Maybe some are upset with Mike Rowe because we want to keep it that way. Do we really want to see Baltimore listed as a top 5 city in Travel and Leisure? Baltimore’s so cozy, like that house on Macon Street, or the foldout couch in your parent’s basement, that when I am driving up Charles Street to the Walbert, I pass a friend going in the other direction on his bike. When I go for a jog at Patterson Park, Gregg and his family beep at me from their car on Patterson Park Avenue. When I have lunch or dinner anywhere, I will always stop at the table of someone I know to say hi. I see people in the writing community at art openings, and I see artists at readings. I see musicians at the opera and knitters playing cards at the bar down the street. “Well-kept” secret is an overused phrase, and yet there is something delightfully secret about our little pond (harbor) and surprisingly, incredibly unpretentious. Everyone wants you to get ahead in Baltimore; maybe because we are a blue-collar town, brought up on the backs of our immigrant families, not strangers and transients, like the major metropolitan cities have become, we still carry with us the hardships of being strangers in a strange land, we still carry the DNA of community building, of making sure our own are getting ahead.
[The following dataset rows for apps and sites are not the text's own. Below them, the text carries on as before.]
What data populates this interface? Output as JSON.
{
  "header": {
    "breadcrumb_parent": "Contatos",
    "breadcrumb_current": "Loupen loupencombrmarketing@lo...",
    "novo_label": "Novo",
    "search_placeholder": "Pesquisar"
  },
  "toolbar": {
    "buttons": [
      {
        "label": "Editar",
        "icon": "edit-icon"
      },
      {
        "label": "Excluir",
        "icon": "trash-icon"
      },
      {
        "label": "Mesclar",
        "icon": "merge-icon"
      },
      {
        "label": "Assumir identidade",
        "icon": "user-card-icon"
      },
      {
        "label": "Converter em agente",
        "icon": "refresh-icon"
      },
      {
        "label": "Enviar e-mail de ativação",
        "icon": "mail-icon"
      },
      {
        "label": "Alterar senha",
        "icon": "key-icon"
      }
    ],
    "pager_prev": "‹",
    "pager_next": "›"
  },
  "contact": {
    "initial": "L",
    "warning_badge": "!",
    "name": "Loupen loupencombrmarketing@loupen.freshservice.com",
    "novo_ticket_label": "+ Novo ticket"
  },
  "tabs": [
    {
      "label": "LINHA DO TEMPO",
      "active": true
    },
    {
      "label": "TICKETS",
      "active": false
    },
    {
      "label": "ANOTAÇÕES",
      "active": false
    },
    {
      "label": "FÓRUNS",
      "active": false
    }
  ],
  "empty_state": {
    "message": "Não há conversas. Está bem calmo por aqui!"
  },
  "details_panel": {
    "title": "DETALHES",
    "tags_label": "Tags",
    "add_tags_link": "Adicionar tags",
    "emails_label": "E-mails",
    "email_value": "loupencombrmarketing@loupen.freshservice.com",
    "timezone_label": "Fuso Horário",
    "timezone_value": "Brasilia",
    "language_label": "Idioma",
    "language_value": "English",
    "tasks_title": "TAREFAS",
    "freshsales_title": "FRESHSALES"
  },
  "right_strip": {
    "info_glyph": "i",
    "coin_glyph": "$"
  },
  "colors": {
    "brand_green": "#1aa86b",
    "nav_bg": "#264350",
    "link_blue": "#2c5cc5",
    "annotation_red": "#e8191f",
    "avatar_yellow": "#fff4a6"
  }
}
My mother always was thrilled that I’d stayed in Baltimore, a few hours’ drive from her home on the Eastern Shore, despite my assurances wanderlust would claim me. She had met or heard about so many of my Baltimore compatriots she’d often confuse them. (“Are YOU the one who had a baby?” She once asked a male friend, who is single and childless, at the CityLit Festival one year). I am surprised at how many people have asked to attend her memorial, without meeting her, simply because she was my mother and made me. Even though I can no longer take refuge and long weekends at her house, there are people who will take me into their homes and hearts here, and who always have, even when I was a neophyte and had nothing to give in return, except my gratitude. I still think about moving sometimes, but it seems so insurmountable to start over somewhere else, in a strange city, when everything I’ve always sought in other cities is right here, sitting across from me at the Paper Moon Diner or next to me at the Club Charles. People who wear their hearts on their sleeves, who ask you how you are and expect an honest answer, who make a great lasagna, who don’t mind sharing it with strangers.
In the Catholic Church, during mass one goes to the altar to receive the communion Eucharist from the priest—a papery, stale-tasting wafer that represents the body of Christ. At Holy Rosary, I watch parishioners line up in the aisle between the pews and debate taking communion, as I had done for years as a child. I remain in my seat. This community is no longer mine; they are my blood, but I no longer speak their language. In fact, I never have. The community that has adopted me gathers in less-ornate places; we meet not in church but in coffee shops and basement kitchens. There is no priest, merely a facilitator who decided perhaps, on a Thursday, to have gathering on Saturday night. The communion is ideas, a love of the art and words, and we often drink beer, not wine. It’s not a blood connection, but a bond all the same. I think my mother would have approved.